====== Extracted data

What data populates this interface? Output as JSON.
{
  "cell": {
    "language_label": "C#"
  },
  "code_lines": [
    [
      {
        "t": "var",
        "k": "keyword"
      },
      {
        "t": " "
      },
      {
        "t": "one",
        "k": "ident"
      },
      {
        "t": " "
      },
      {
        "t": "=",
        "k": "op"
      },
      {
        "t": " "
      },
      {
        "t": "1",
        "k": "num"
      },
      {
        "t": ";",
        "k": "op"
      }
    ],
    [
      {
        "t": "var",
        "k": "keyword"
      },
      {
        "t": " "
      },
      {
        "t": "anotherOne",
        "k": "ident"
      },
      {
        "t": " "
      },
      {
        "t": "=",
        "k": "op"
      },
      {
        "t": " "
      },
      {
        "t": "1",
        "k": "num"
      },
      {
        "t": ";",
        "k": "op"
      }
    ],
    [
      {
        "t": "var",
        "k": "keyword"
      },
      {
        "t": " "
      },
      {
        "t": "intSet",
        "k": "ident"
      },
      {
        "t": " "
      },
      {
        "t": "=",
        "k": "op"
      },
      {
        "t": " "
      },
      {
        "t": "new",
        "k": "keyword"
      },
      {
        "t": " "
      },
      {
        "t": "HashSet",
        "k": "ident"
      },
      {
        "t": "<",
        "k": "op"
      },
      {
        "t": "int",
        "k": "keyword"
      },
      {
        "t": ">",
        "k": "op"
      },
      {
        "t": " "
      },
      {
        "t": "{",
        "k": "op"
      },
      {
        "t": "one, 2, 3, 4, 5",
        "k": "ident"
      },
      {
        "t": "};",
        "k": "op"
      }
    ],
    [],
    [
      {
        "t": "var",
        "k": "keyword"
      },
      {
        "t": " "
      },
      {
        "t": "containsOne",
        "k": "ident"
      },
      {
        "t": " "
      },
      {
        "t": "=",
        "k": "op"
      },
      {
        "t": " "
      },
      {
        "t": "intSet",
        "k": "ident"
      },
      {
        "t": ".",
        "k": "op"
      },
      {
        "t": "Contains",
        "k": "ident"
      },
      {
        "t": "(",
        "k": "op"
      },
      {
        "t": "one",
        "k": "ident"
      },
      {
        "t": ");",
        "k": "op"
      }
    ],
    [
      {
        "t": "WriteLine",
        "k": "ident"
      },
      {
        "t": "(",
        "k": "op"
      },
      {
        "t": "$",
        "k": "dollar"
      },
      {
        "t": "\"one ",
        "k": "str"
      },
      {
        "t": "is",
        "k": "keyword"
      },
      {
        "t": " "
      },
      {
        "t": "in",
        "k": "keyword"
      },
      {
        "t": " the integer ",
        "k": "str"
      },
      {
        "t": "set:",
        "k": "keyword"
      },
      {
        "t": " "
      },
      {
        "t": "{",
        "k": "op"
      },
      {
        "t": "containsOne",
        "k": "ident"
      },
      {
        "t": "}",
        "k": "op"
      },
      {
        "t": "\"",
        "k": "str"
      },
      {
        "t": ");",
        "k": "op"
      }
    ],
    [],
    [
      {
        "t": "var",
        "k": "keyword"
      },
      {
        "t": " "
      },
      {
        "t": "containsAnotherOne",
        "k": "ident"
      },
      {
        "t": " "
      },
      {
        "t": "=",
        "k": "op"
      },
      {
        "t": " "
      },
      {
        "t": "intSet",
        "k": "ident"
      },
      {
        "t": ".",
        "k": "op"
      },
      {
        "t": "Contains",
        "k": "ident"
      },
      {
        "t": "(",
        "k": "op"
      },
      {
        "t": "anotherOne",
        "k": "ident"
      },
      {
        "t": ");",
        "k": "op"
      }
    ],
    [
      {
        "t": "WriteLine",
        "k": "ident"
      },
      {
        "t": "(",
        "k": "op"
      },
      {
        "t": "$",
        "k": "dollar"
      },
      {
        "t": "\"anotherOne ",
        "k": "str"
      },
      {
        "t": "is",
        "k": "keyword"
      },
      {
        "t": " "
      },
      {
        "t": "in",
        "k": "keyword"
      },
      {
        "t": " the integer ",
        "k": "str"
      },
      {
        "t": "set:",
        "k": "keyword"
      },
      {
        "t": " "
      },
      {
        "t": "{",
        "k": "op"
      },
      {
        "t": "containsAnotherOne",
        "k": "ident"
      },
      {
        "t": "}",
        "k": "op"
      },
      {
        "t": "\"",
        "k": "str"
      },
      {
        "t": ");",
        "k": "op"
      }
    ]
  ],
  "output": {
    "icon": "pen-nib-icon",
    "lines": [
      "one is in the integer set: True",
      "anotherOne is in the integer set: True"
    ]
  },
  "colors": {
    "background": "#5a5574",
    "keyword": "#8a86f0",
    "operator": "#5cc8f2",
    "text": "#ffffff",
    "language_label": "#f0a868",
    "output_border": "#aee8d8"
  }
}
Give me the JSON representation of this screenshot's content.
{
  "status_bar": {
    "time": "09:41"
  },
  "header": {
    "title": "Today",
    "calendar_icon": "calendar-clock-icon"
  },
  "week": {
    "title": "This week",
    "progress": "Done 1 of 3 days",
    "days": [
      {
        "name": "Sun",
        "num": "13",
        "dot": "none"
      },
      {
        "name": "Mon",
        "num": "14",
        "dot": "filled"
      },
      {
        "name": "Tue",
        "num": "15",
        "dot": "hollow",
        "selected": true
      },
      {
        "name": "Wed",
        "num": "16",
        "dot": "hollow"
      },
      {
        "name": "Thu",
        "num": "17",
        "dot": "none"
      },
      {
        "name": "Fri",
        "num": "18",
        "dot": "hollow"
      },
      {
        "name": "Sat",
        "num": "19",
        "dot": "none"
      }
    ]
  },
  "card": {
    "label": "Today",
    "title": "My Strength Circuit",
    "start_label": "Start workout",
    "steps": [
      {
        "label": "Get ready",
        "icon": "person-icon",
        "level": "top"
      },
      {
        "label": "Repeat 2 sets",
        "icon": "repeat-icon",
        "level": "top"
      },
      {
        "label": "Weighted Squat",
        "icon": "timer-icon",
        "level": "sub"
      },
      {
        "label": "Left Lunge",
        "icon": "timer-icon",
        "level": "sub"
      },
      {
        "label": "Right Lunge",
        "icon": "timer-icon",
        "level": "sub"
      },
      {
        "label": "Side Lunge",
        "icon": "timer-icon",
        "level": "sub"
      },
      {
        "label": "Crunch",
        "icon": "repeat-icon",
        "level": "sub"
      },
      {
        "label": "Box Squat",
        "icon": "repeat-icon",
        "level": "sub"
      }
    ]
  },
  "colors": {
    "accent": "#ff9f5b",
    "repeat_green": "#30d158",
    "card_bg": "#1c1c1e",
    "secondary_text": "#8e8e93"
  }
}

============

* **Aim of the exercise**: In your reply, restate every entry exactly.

* **Response for this exercise**:
What data populates this interface? Output as JSON.
{
  "cell": {
    "language_label": "C#"
  },
  "code_lines": [
    [
      {
        "t": "var",
        "k": "keyword"
      },
      {
        "t": " "
      },
      {
        "t": "one",
        "k": "ident"
      },
      {
        "t": " "
      },
      {
        "t": "=",
        "k": "op"
      },
      {
        "t": " "
      },
      {
        "t": "1",
        "k": "num"
      },
      {
        "t": ";",
        "k": "op"
      }
    ],
    [
      {
        "t": "var",
        "k": "keyword"
      },
      {
        "t": " "
      },
      {
        "t": "anotherOne",
        "k": "ident"
      },
      {
        "t": " "
      },
      {
        "t": "=",
        "k": "op"
      },
      {
        "t": " "
      },
      {
        "t": "1",
        "k": "num"
      },
      {
        "t": ";",
        "k": "op"
      }
    ],
    [
      {
        "t": "var",
        "k": "keyword"
      },
      {
        "t": " "
      },
      {
        "t": "intSet",
        "k": "ident"
      },
      {
        "t": " "
      },
      {
        "t": "=",
        "k": "op"
      },
      {
        "t": " "
      },
      {
        "t": "new",
        "k": "keyword"
      },
      {
        "t": " "
      },
      {
        "t": "HashSet",
        "k": "ident"
      },
      {
        "t": "<",
        "k": "op"
      },
      {
        "t": "int",
        "k": "keyword"
      },
      {
        "t": ">",
        "k": "op"
      },
      {
        "t": " "
      },
      {
        "t": "{",
        "k": "op"
      },
      {
        "t": "one, 2, 3, 4, 5",
        "k": "ident"
      },
      {
        "t": "};",
        "k": "op"
      }
    ],
    [],
    [
      {
        "t": "var",
        "k": "keyword"
      },
      {
        "t": " "
      },
      {
        "t": "containsOne",
        "k": "ident"
      },
      {
        "t": " "
      },
      {
        "t": "=",
        "k": "op"
      },
      {
        "t": " "
      },
      {
        "t": "intSet",
        "k": "ident"
      },
      {
        "t": ".",
        "k": "op"
      },
      {
        "t": "Contains",
        "k": "ident"
      },
      {
        "t": "(",
        "k": "op"
      },
      {
        "t": "one",
        "k": "ident"
      },
      {
        "t": ");",
        "k": "op"
      }
    ],
    [
      {
        "t": "WriteLine",
        "k": "ident"
      },
      {
        "t": "(",
        "k": "op"
      },
      {
        "t": "$",
        "k": "dollar"
      },
      {
        "t": "\"one ",
        "k": "str"
      },
      {
        "t": "is",
        "k": "keyword"
      },
      {
        "t": " "
      },
      {
        "t": "in",
        "k": "keyword"
      },
      {
        "t": " the integer ",
        "k": "str"
      },
      {
        "t": "set:",
        "k": "keyword"
      },
      {
        "t": " "
      },
      {
        "t": "{",
        "k": "op"
      },
      {
        "t": "containsOne",
        "k": "ident"
      },
      {
        "t": "}",
        "k": "op"
      },
      {
        "t": "\"",
        "k": "str"
      },
      {
        "t": ");",
        "k": "op"
      }
    ],
    [],
    [
      {
        "t": "var",
        "k": "keyword"
      },
      {
        "t": " "
      },
      {
        "t": "containsAnotherOne",
        "k": "ident"
      },
      {
        "t": " "
      },
      {
        "t": "=",
        "k": "op"
      },
      {
        "t": " "
      },
      {
        "t": "intSet",
        "k": "ident"
      },
      {
        "t": ".",
        "k": "op"
      },
      {
        "t": "Contains",
        "k": "ident"
      },
      {
        "t": "(",
        "k": "op"
      },
      {
        "t": "anotherOne",
        "k": "ident"
      },
      {
        "t": ");",
        "k": "op"
      }
    ],
    [
      {
        "t": "WriteLine",
        "k": "ident"
      },
      {
        "t": "(",
        "k": "op"
      },
      {
        "t": "$",
        "k": "dollar"
      },
      {
        "t": "\"anotherOne ",
        "k": "str"
      },
      {
        "t": "is",
        "k": "keyword"
      },
      {
        "t": " "
      },
      {
        "t": "in",
        "k": "keyword"
      },
      {
        "t": " the integer ",
        "k": "str"
      },
      {
        "t": "set:",
        "k": "keyword"
      },
      {
        "t": " "
      },
      {
        "t": "{",
        "k": "op"
      },
      {
        "t": "containsAnotherOne",
        "k": "ident"
      },
      {
        "t": "}",
        "k": "op"
      },
      {
        "t": "\"",
        "k": "str"
      },
      {
        "t": ");",
        "k": "op"
      }
    ]
  ],
  "output": {
    "icon": "pen-nib-icon",
    "lines": [
      "one is in the integer set: True",
      "anotherOne is in the integer set: True"
    ]
  },
  "colors": {
    "background": "#5a5574",
    "keyword": "#8a86f0",
    "operator": "#5cc8f2",
    "text": "#ffffff",
    "language_label": "#f0a868",
    "output_border": "#aee8d8"
  }
}
Give me the JSON representation of this screenshot's content.
{
  "status_bar": {
    "time": "09:41"
  },
  "header": {
    "title": "Today",
    "calendar_icon": "calendar-clock-icon"
  },
  "week": {
    "title": "This week",
    "progress": "Done 1 of 3 days",
    "days": [
      {
        "name": "Sun",
        "num": "13",
        "dot": "none"
      },
      {
        "name": "Mon",
        "num": "14",
        "dot": "filled"
      },
      {
        "name": "Tue",
        "num": "15",
        "dot": "hollow",
        "selected": true
      },
      {
        "name": "Wed",
        "num": "16",
        "dot": "hollow"
      },
      {
        "name": "Thu",
        "num": "17",
        "dot": "none"
      },
      {
        "name": "Fri",
        "num": "18",
        "dot": "hollow"
      },
      {
        "name": "Sat",
        "num": "19",
        "dot": "none"
      }
    ]
  },
  "card": {
    "label": "Today",
    "title": "My Strength Circuit",
    "start_label": "Start workout",
    "steps": [
      {
        "label": "Get ready",
        "icon": "person-icon",
        "level": "top"
      },
      {
        "label": "Repeat 2 sets",
        "icon": "repeat-icon",
        "level": "top"
      },
      {
        "label": "Weighted Squat",
        "icon": "timer-icon",
        "level": "sub"
      },
      {
        "label": "Left Lunge",
        "icon": "timer-icon",
        "level": "sub"
      },
      {
        "label": "Right Lunge",
        "icon": "timer-icon",
        "level": "sub"
      },
      {
        "label": "Side Lunge",
        "icon": "timer-icon",
        "level": "sub"
      },
      {
        "label": "Crunch",
        "icon": "repeat-icon",
        "level": "sub"
      },
      {
        "label": "Box Squat",
        "icon": "repeat-icon",
        "level": "sub"
      }
    ]
  },
  "colors": {
    "accent": "#ff9f5b",
    "repeat_green": "#30d158",
    "card_bg": "#1c1c1e",
    "secondary_text": "#8e8e93"
  }
}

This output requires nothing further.